    JNS.org – About two-dozen people file into Dodd 175 at the University of California, Los Angeles (UCLA) campus on a Thursday night, scouting out seats and picking at the kosher pizza in the back of the lecture hall. Miyelani Pinini knows the drill. A former student president of the University of Cape Town in South Africa, she’s attended and even organized her share of free-pizza events. But now she and a fellow South African student leader were the stars of this […]

    Read more →
  • Food Spirituality/Tradition The Brewish State: Israel Taps Into Growing Craft Beer Bazaar

    The Brewish State: Israel Taps Into Growing Craft Beer Bazaar

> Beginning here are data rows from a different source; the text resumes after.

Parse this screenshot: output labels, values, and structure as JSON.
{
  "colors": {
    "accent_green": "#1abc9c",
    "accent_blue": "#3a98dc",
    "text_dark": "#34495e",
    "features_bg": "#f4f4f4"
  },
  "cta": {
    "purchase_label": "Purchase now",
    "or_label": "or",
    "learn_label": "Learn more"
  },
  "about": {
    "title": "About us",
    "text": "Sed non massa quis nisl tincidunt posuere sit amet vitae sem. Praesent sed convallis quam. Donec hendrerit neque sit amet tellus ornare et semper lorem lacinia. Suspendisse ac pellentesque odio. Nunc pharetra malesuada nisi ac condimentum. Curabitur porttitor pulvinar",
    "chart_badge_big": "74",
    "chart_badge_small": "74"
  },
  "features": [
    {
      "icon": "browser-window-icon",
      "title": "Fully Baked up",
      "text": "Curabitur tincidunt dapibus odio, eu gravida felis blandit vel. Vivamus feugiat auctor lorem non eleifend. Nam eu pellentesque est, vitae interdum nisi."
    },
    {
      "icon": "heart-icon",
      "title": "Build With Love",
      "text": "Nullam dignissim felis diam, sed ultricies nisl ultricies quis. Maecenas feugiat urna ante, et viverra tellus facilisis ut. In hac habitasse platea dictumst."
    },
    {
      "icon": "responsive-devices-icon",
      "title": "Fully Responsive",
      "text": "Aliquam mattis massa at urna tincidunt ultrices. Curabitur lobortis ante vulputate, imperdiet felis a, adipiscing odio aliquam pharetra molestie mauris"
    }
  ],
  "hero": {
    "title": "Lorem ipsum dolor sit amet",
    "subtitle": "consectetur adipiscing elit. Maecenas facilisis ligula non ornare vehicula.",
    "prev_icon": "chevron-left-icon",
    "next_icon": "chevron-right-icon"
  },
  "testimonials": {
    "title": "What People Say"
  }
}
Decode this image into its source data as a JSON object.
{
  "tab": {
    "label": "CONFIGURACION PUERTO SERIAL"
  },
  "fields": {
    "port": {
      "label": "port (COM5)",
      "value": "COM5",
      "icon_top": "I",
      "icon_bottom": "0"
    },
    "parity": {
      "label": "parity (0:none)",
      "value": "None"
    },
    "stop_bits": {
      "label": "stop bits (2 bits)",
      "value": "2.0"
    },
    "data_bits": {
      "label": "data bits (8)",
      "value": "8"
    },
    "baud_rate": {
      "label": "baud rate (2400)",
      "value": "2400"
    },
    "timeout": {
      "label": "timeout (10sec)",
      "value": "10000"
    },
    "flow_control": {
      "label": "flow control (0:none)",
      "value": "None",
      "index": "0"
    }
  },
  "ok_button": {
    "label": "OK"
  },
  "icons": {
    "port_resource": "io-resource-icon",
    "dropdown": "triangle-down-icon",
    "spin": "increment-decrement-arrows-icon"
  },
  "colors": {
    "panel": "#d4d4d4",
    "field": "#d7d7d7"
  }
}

    JNS.org – It’s widely known that Israel has penetrated the wine market, with some of its sophisticated Israeli blends surpassing historically excellent wines from areas such as the Napa Valley or Bordeaux. But what about beer? For decades, Israel has offered solely the Maccabi and Nesher brands. Not anymore. “There is a huge push of people making beer at home. The country is approaching over 30 craft breweries in the last year or two, making nearly 200 beers,” says Avi Moskowitz, […]

    Read more →
  • Arts and Culture Blogs Natalie Portman Says She Behaved Like ‘Average Everyday Jewish Mother’ on Set of Latest Movie

    Natalie Portman Says She Behaved Like ‘Average Everyday Jewish Mother’ on Set of Latest Movie

    Actress Natalie Portman acted like a typical “Jewish mother” on the set of her latest movie, Jane Got a Gun, the Israeli-born star told the New York Post‘s Page Six on Sunday. The 34-year-old, who also co-produced the western, said she made it her job to look out for everyone involved in the project, because the film has had to overcome “so many obstacles,” such as losing its director early on. She explained: “Actors changed. We suffered financial and legal challenges. We endured so many replacements. There were delays. […]

    Read more →
  • Israel Music Scorpions Lead Singer Sends Message to Israel Ahead of World Tour, Tel Aviv Performance (VIDEO)

    Scorpions Lead Singer Sends Message to Israel Ahead of World Tour, Tel Aviv Performance (VIDEO)

    “We’re looking very much forward to coming back to Israel this summer,” said the lead singer of the German rock band Scorpions in a video on Monday. “Make sure you don’t miss it because we rock you like a hurricane!” said a jovial Klaus Meine, quoting the band’s seminal 1984 anthem, “Rock You Like a Hurricane.” The hard rock band lands in Israel for a show at the Menorah Mivtachim Arena on July 14 as part of its 50th anniversary tour. It will be the band’s third time […]

    Read more →
  • Blogs Book Reviews The Collected Works of Primo Levi, Edited by Ann Goldstein (REVIEW)

    The Collected Works of Primo Levi, Edited by Ann Goldstein (REVIEW)

    Primo Levi and Elie Wiesel were the two most immediate and authentic literary voices who gave witness to the Holocaust. Wiesel was an extrovert and a very public figure who wrote initially in French. Levi was a modest retiring chemist who wrote in Italian. Whereas Wiesel was rooted in the Eastern European Jewish Hassidic world, Levi was the product of an assimilated, secular Italian society that saw itself as Italian first and Jewish as an accident of birth. As Levi himself said, “At Auschwitz I […]

    Read more →
  • Blogs Lifestyle Wine Brings Judea and Samaria to Tel Aviv

    Wine Brings Judea and Samaria to Tel Aviv

    JNS.org – Wine has long been considered a social lubricant, and it’s Nir Lavie’s hope that wine from his Har Bracha Winery in the Samarian hills will serve as a social lubricant between the city-goers of Tel Aviv and the Jewish communities of Judea and Samaria, two locales split geographically, and often politically, on the left and right of the country. The new flagship store of Har Bracha has recently popped its corks on 190 Ben Yehuda Street in Tel Aviv, […]

    Read more →